Sometimes, Mason, reminds us, business isn’t merely about business. It’s about helping people live their lives. This is especially true at the local level in which Groupon has been a shining star.

Andrew Mason after his groundbreaking BIA/Kelsey Marketplaces keynote in March 2008

The Return of Same Day Delivery via EBay Now

When eBay purchased Jack Abraham’s Milo.com in December 2010, it caused some head scratching. While retail Inventory is helpful to track goods availability and has some value in developing location-based promotions, it seemed an unlikely anchor for eBay’s SMB and local ecommerce services.

Abraham’s upgrade of his title to head of EBay Local last year, however, indicated that changes were afoot. And this week, eBay has finally unveiled the fruit of his labors: eBay Now, a same day delivery service that builds on inventory to take it to the next logical step.

The service, following in the footsteps of first generation local services such as Kozmo.com and UrbanFetch, has launched in San Francisco with BestBuy, Bloomingdales, Nordstrom, Target, ToysRUs and Walgreen. It is mostly aimed at luring major merchant accounts to eBay’s broad range of merchant services.

Deliveries are $5 and available for orders over $25 from 9-9 during the week, and from 9-6 on Sunday. Three free deliveries per customer are available during the test. Other Milo customers that might jumpo in include Home Depot, Ikea, Lowe’s, Sears and J.C. Penney.

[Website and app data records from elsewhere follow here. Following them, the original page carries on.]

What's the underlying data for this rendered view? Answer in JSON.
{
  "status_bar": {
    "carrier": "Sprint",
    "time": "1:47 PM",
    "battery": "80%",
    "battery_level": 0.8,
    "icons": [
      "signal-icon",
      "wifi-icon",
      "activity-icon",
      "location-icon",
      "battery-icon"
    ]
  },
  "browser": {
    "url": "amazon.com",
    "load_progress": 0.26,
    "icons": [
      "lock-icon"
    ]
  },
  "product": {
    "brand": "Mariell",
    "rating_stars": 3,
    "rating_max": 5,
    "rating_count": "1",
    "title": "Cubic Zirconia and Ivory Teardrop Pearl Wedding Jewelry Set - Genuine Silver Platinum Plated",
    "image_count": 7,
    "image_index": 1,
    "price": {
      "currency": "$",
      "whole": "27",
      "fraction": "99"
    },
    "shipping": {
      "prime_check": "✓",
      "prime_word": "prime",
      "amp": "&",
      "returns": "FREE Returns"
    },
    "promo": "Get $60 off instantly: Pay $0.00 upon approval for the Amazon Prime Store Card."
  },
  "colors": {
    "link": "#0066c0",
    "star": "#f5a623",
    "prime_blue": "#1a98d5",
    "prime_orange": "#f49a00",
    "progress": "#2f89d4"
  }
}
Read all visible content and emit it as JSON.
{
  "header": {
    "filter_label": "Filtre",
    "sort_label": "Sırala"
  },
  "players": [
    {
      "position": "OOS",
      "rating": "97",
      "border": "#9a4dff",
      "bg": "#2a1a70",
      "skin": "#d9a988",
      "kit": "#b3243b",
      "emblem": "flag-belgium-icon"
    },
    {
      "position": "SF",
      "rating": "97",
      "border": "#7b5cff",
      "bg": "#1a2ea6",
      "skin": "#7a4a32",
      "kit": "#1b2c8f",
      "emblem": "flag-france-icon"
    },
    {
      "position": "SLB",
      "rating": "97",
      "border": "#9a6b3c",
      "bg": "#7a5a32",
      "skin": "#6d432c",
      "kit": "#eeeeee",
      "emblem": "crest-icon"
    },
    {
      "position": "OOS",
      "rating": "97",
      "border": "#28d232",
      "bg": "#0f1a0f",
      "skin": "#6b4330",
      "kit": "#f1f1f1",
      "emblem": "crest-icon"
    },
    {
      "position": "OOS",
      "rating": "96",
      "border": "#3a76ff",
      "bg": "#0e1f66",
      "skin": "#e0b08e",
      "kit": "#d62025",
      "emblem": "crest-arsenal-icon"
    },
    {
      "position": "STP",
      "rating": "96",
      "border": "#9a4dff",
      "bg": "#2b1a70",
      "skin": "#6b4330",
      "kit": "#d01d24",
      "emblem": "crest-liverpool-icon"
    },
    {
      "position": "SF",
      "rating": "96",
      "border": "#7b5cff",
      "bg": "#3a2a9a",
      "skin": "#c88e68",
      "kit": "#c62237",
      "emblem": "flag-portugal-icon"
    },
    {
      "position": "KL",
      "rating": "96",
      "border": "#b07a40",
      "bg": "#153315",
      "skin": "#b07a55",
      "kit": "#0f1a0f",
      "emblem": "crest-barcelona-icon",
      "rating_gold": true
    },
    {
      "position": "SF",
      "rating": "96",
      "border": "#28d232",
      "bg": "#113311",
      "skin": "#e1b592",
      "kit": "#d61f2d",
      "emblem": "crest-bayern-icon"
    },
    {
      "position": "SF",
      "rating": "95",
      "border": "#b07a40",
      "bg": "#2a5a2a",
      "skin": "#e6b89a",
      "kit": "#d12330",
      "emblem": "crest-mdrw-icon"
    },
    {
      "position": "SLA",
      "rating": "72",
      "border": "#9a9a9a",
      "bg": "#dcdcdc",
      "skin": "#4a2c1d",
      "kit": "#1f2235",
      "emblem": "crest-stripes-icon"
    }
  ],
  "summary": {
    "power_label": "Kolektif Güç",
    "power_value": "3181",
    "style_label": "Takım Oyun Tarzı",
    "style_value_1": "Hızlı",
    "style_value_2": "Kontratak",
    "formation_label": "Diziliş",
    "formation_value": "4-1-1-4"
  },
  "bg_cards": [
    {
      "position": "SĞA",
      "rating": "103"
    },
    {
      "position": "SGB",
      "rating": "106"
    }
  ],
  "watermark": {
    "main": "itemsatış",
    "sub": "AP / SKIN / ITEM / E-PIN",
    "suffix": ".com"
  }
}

Strategically, eBayNow positions eBay against other ecommerce heavyweights seeking to provide a suite of etail services, from promotions to search to transactions to hosting…specifically Amazon (although Amazon indicated this week that it will not be providing a similar service.) Long-term, Google and others that are developing transaction marketing services could also compete. Uber, the Web-based limo reservations service, is also experimenting with delivery, although it isn’t clear whether the limited delivery services that have been introduced are merely meant to promote the limo service while cars sit empty.